*Data in this exercise:*
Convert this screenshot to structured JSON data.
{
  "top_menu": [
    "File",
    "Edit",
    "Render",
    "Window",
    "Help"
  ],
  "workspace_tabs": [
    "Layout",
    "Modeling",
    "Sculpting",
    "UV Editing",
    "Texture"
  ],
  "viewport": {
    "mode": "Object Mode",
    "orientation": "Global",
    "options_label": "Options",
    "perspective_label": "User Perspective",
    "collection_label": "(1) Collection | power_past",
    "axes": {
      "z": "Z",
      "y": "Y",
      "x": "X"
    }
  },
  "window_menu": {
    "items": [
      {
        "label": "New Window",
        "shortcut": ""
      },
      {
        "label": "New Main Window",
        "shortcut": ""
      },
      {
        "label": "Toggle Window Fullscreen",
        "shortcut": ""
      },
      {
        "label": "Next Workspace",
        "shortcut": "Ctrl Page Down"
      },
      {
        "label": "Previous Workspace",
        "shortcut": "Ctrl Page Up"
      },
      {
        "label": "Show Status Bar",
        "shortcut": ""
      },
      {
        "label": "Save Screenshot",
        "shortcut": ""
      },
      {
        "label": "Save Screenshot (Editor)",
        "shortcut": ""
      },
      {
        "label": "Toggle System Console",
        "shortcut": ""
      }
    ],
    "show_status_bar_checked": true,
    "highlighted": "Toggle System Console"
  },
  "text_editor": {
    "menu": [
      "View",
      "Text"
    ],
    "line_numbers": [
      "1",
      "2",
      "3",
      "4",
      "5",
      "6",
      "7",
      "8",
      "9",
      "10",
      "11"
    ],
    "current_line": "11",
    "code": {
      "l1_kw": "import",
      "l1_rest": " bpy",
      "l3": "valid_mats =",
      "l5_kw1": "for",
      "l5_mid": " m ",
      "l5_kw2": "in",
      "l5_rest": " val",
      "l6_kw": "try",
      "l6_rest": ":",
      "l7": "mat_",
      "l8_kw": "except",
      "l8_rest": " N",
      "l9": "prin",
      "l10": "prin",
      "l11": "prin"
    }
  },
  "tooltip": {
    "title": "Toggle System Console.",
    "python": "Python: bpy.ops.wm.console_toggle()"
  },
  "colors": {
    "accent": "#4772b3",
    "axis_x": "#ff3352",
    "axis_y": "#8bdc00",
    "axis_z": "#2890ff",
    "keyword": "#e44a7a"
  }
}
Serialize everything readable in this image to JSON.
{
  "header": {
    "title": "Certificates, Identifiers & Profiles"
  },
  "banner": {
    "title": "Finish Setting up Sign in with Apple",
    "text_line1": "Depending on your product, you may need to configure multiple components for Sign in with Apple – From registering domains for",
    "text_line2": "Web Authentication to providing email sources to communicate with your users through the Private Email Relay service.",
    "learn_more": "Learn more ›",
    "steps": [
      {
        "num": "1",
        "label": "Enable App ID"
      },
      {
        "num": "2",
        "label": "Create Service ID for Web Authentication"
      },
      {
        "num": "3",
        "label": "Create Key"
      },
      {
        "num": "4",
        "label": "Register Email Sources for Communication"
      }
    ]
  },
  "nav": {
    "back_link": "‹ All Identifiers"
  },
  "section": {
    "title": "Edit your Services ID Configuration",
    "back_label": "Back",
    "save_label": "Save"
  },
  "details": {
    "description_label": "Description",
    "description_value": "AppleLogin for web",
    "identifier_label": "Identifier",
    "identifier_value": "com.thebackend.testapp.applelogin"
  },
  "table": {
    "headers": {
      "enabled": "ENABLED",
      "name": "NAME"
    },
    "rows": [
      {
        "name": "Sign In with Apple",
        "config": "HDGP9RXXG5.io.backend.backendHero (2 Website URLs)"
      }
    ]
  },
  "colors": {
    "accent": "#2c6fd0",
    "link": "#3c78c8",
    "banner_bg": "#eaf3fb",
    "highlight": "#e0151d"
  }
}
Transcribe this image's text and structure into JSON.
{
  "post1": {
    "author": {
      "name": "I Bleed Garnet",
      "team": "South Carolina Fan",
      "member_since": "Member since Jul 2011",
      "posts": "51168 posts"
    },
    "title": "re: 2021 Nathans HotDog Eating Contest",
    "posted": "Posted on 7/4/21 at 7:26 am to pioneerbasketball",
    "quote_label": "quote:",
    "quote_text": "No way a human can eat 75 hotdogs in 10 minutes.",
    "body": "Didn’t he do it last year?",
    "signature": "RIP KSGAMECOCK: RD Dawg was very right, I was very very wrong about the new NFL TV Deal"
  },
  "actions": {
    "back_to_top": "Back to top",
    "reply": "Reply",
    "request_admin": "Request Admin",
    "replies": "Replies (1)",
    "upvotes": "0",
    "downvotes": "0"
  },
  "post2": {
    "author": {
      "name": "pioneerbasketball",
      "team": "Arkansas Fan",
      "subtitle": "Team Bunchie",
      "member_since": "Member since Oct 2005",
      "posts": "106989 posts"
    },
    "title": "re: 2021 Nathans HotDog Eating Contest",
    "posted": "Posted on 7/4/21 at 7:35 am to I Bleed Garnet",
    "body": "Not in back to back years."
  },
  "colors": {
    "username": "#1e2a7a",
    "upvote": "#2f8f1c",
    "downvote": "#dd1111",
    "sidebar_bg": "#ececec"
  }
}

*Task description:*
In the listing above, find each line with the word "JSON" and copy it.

*Exercise result:*
Convert this screenshot to structured JSON data.
Serialize everything readable in this image to JSON.
Transcribe this image's text and structure into JSON.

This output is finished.